-- David Harvey (email@example.com), May 18, 1998.
Your older brother was seeing a wood-gas generator in action, Bill. My mother spoke of seeing similar vehicles in England during the war. Essentially, wood is placed inside a wood-fired oven -- the firebox and boiler your brother saw. The wood gives off volatile gases that are used to fuel a modified internal combustion engine, just as i.c. engines can be modified to burn propane or natural gas. And yes, Mother Earth News had a series of articles about wood-gas fueled vehicles during the energy crisis years of the mid-late 1970s. One story spoke of an inventor who traveled cross-country with a wood-gas pickup truck, with the generating unit mounted behind the cab.
As for steam-powered i.c. engines, I can't see how it would work. Where would the condensate go? What would happen when water vapor leaked past the piston rings and contaminated the oil sump? Anyone have any ideas?
-- J.D. Clark (firstname.lastname@example.org), May 20, 1998.

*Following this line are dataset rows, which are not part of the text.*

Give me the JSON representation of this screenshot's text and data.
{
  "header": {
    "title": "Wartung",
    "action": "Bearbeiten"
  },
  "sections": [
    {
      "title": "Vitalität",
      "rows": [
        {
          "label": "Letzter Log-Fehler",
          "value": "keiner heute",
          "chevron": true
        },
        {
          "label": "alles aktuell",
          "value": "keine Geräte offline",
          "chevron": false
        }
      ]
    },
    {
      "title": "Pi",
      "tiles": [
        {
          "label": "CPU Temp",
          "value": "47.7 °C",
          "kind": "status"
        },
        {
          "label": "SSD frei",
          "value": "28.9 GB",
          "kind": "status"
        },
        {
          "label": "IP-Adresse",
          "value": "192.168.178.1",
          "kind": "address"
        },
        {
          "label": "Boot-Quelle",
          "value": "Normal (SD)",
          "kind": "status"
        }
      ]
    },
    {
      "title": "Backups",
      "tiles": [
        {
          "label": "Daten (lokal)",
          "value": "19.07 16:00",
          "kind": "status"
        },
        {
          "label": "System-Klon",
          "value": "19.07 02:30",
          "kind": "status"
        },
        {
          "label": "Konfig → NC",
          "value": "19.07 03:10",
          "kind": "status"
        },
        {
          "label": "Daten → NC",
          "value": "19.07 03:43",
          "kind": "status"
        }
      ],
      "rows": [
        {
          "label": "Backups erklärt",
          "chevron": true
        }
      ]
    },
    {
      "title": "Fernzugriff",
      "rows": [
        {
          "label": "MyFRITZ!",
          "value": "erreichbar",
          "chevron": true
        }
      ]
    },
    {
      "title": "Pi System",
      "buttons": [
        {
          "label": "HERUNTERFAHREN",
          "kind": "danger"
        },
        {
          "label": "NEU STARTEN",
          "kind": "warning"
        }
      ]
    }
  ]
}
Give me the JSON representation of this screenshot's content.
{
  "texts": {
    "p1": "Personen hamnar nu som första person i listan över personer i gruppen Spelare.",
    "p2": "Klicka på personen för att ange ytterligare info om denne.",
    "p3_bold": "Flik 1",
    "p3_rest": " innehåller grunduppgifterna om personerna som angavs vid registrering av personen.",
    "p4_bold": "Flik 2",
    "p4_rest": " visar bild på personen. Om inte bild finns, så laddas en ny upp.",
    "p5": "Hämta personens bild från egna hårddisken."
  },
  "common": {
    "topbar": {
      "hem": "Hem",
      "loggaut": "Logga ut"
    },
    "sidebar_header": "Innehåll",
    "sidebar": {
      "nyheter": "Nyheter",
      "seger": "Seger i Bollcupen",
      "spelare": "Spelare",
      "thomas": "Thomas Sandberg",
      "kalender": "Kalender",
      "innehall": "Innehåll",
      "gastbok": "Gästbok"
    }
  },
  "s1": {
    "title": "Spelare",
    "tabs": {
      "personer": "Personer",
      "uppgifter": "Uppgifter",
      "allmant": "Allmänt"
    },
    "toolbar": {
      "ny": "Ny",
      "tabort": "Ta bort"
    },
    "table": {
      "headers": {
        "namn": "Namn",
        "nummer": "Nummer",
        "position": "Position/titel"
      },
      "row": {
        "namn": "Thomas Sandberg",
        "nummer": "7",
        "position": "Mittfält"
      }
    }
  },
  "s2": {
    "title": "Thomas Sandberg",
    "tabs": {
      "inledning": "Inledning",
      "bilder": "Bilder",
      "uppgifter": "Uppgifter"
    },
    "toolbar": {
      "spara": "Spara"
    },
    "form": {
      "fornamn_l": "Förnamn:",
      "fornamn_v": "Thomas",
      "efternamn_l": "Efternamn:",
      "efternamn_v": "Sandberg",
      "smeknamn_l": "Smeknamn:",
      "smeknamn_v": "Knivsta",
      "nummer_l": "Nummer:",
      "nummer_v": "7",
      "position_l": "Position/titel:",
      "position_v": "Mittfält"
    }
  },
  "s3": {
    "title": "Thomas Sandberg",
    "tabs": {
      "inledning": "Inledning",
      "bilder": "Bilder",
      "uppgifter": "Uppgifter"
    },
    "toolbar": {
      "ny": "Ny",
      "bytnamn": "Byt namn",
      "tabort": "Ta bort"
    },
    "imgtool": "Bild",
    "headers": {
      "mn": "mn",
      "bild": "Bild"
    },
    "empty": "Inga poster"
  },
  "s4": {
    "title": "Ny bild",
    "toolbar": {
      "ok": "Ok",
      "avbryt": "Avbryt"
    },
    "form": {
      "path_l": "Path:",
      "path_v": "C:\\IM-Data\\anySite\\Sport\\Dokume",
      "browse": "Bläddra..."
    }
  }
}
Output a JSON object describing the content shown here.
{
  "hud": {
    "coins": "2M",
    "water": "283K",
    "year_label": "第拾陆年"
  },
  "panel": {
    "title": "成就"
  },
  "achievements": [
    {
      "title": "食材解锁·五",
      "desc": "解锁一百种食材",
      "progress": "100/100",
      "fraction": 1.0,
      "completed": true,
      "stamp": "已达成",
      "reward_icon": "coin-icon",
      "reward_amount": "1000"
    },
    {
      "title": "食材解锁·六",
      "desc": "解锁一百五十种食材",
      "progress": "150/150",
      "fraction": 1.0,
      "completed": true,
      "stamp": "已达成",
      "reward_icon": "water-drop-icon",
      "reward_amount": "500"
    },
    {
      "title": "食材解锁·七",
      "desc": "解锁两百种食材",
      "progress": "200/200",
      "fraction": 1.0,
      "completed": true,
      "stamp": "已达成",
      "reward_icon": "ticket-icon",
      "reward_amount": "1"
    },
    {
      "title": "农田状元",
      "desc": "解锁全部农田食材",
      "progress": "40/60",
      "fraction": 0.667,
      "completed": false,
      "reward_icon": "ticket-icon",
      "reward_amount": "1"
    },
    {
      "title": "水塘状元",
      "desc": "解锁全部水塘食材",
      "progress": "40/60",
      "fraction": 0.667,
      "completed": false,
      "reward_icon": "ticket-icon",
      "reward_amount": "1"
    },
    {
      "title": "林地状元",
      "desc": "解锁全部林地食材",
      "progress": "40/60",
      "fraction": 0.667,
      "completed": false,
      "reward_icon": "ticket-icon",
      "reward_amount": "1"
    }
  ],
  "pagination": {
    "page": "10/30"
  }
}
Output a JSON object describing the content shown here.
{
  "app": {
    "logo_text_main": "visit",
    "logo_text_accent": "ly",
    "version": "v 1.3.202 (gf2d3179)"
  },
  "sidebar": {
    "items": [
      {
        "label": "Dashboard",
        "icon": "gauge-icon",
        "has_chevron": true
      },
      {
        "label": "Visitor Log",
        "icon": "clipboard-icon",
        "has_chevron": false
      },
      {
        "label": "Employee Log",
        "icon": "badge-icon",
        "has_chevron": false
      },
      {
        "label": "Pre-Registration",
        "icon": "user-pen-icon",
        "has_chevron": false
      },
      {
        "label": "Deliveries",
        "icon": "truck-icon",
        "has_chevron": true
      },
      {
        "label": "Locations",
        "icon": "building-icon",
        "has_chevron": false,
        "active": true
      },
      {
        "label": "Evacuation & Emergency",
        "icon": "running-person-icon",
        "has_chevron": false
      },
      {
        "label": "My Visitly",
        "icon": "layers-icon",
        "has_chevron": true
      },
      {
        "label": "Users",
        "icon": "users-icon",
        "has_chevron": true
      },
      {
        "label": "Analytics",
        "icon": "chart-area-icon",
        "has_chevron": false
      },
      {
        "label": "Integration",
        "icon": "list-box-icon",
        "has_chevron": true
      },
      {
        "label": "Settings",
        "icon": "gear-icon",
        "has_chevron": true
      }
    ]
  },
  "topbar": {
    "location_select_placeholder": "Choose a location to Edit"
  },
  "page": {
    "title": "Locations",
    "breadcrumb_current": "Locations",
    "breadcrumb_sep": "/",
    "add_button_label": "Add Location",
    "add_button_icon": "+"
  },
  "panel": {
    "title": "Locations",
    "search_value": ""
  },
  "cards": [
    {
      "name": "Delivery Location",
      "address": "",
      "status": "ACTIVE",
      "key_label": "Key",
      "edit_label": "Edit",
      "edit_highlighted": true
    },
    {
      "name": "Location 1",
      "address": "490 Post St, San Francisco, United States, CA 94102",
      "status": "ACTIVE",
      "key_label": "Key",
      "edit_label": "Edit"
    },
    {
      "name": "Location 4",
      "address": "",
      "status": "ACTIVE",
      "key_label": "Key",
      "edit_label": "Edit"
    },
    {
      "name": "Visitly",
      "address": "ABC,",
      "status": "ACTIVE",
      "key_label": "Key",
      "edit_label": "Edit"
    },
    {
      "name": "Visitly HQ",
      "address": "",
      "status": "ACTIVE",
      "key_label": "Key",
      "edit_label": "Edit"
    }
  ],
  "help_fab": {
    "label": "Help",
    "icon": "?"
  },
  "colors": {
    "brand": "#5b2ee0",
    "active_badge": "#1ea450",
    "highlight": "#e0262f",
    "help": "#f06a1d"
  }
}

My Grandfather has told me of tractors that used to run on Kerosene and at some point water (in the form of steam) was injected to push the pistons also. The best choice for an alternative fuel would be ethanol alcohol which can also be mixed with water. The water serves to stretch the fuel because it is miscible with the alcohol and once it become super-heated the steam aids in pushing the piston also, effectively turning the device into a hybrid steam engine. Ethanol is also a good choice because it is non-toxic - (unlike methanol which race cars use)and can be produced from a variety of widely available materials such as newspaper or cardboard. Cellulose is composed of complex chains which when broken down into simple sugars can be fermented and distilled into ethanol, the wonder fuel. The main by-product of burning ethanol is water, so in theory you could make a cup of tea from the fluid running from your exhaust pipe.
-- Jeffrey Phelps (email@example.com), May 23, 1998.